Prove or disprove: For a set of at least 3 points not all collinear, we can always construct a triangle that contains the points, with the added condition that each of the triangle's edges has a point at its center.

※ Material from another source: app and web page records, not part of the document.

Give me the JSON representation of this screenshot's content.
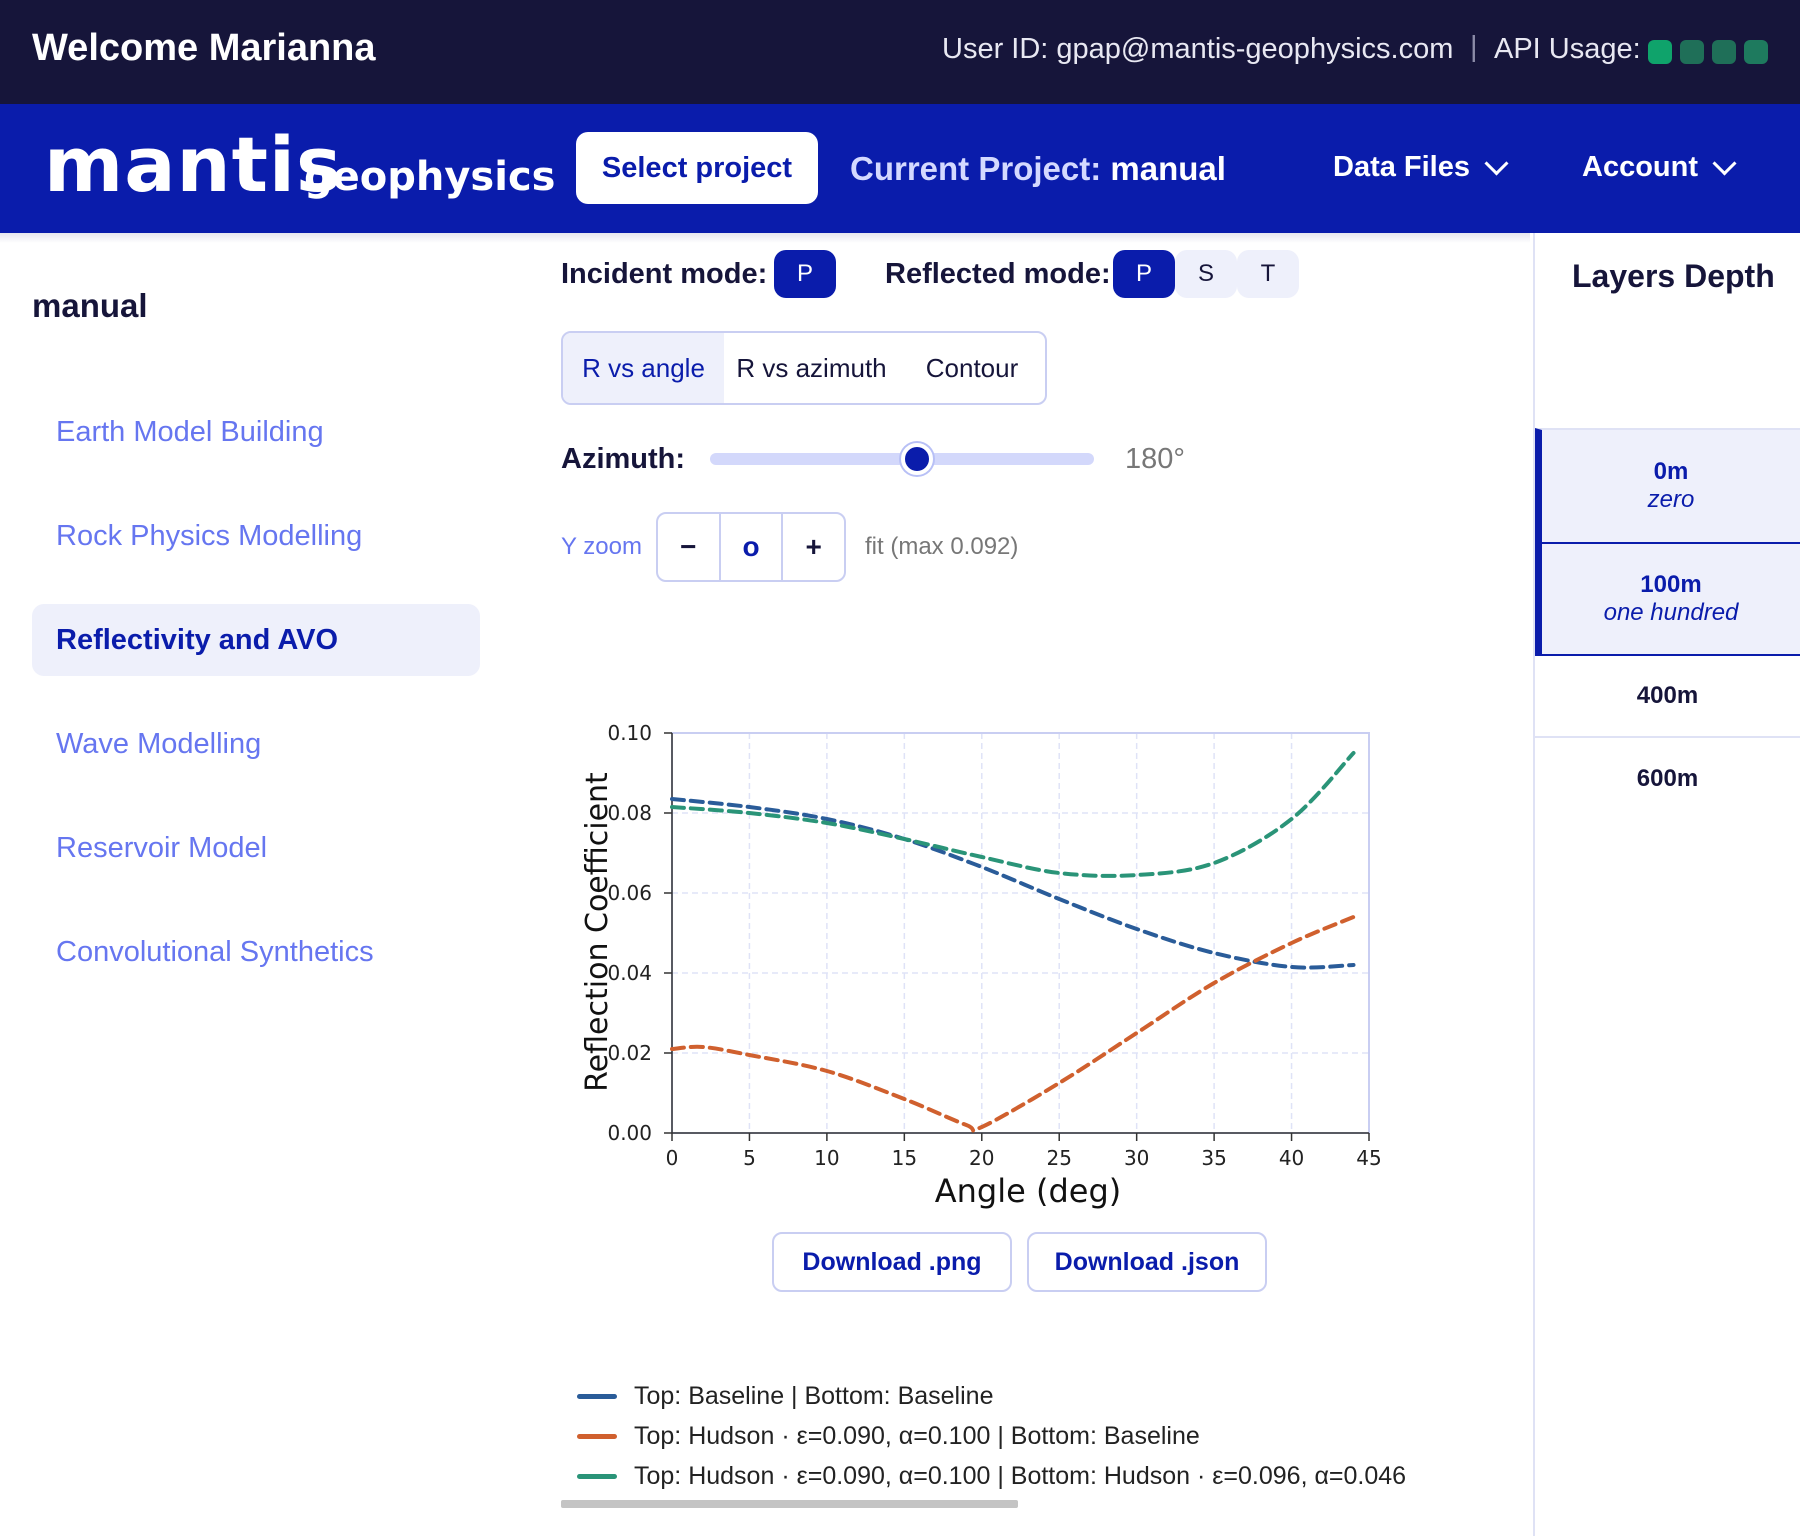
{
  "topbar": {
    "welcome": "Welcome Marianna",
    "user_id": "User ID: gpap@mantis-geophysics.com",
    "separator": "|",
    "api_usage_label": "API Usage:",
    "api_usage_colors": [
      "#0fa36b",
      "#1f6f58",
      "#1f6f58",
      "#1e7a5e"
    ]
  },
  "navbar": {
    "logo_main": "mantis",
    "logo_sub": "geophysics",
    "select_project": "Select project",
    "current_project_label": "Current Project:",
    "current_project_name": "manual",
    "data_files": "Data Files",
    "account": "Account"
  },
  "sidebar": {
    "project": "manual",
    "items": [
      {
        "label": "Earth Model Building"
      },
      {
        "label": "Rock Physics Modelling"
      },
      {
        "label": "Reflectivity and AVO"
      },
      {
        "label": "Wave Modelling"
      },
      {
        "label": "Reservoir Model"
      },
      {
        "label": "Convolutional Synthetics"
      }
    ],
    "active_index": 2
  },
  "controls": {
    "incident_label": "Incident mode:",
    "incident_modes": [
      "P"
    ],
    "reflected_label": "Reflected mode:",
    "reflected_modes": [
      "P",
      "S",
      "T"
    ],
    "reflected_selected": "P",
    "view_tabs": [
      "R vs angle",
      "R vs azimuth",
      "Contour"
    ],
    "view_selected": "R vs angle",
    "azimuth_label": "Azimuth:",
    "azimuth_value": "180°",
    "azimuth_fraction": 0.54,
    "yzoom_label": "Y zoom",
    "zoom_minus": "−",
    "zoom_reset": "o",
    "zoom_plus": "+",
    "fit_label": "fit (max 0.092)"
  },
  "chart_data": {
    "type": "line",
    "xlabel": "Angle (deg)",
    "ylabel": "Reflection Coefficient",
    "xlim": [
      0,
      45
    ],
    "ylim": [
      0,
      0.1
    ],
    "xticks": [
      0,
      5,
      10,
      15,
      20,
      25,
      30,
      35,
      40,
      45
    ],
    "yticks": [
      0.0,
      0.02,
      0.04,
      0.06,
      0.08,
      0.1
    ],
    "grid": true,
    "line_style": "dashed",
    "series": [
      {
        "name": "Top: Baseline | Bottom: Baseline",
        "color": "#2a5c99",
        "x": [
          0,
          5,
          10,
          15,
          20,
          25,
          30,
          35,
          40,
          44
        ],
        "y": [
          0.0835,
          0.0815,
          0.0785,
          0.0735,
          0.0665,
          0.0585,
          0.051,
          0.045,
          0.0415,
          0.042
        ]
      },
      {
        "name": "Top: Hudson · ε=0.090, α=0.100 | Bottom: Baseline",
        "color": "#d0602e",
        "x": [
          0,
          2,
          5,
          10,
          15,
          19,
          20,
          25,
          30,
          35,
          40,
          44
        ],
        "y": [
          0.021,
          0.0215,
          0.0195,
          0.0155,
          0.0085,
          0.002,
          0.0015,
          0.0125,
          0.025,
          0.0375,
          0.0475,
          0.054
        ]
      },
      {
        "name": "Top: Hudson · ε=0.090, α=0.100 | Bottom: Hudson · ε=0.096, α=0.046",
        "color": "#2a9478",
        "x": [
          0,
          5,
          10,
          15,
          20,
          25,
          30,
          35,
          40,
          44
        ],
        "y": [
          0.0815,
          0.08,
          0.0775,
          0.0735,
          0.069,
          0.065,
          0.0645,
          0.0675,
          0.0785,
          0.095
        ]
      }
    ]
  },
  "downloads": {
    "png": "Download .png",
    "json": "Download .json"
  },
  "layers": {
    "title": "Layers Depth",
    "items": [
      {
        "depth": "0m",
        "name": "zero",
        "selected": true
      },
      {
        "depth": "100m",
        "name": "one hundred",
        "selected": true
      },
      {
        "depth": "400m",
        "name": "",
        "selected": false
      },
      {
        "depth": "600m",
        "name": "",
        "selected": false
      }
    ]
  }
}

Example: See the figure below. 7 points are scattered about at random, and the black triangle contains all of them. (Note that I consider the red point in the bottom left contained despite being intersected by the edge of the triangle.) Furthermore, the triangle's sides each have a point from the set at their center. I have colored these center points orange for convenient viewing, but there is nothing special about them: I might have selected another three center points when building a triangle to contain this set.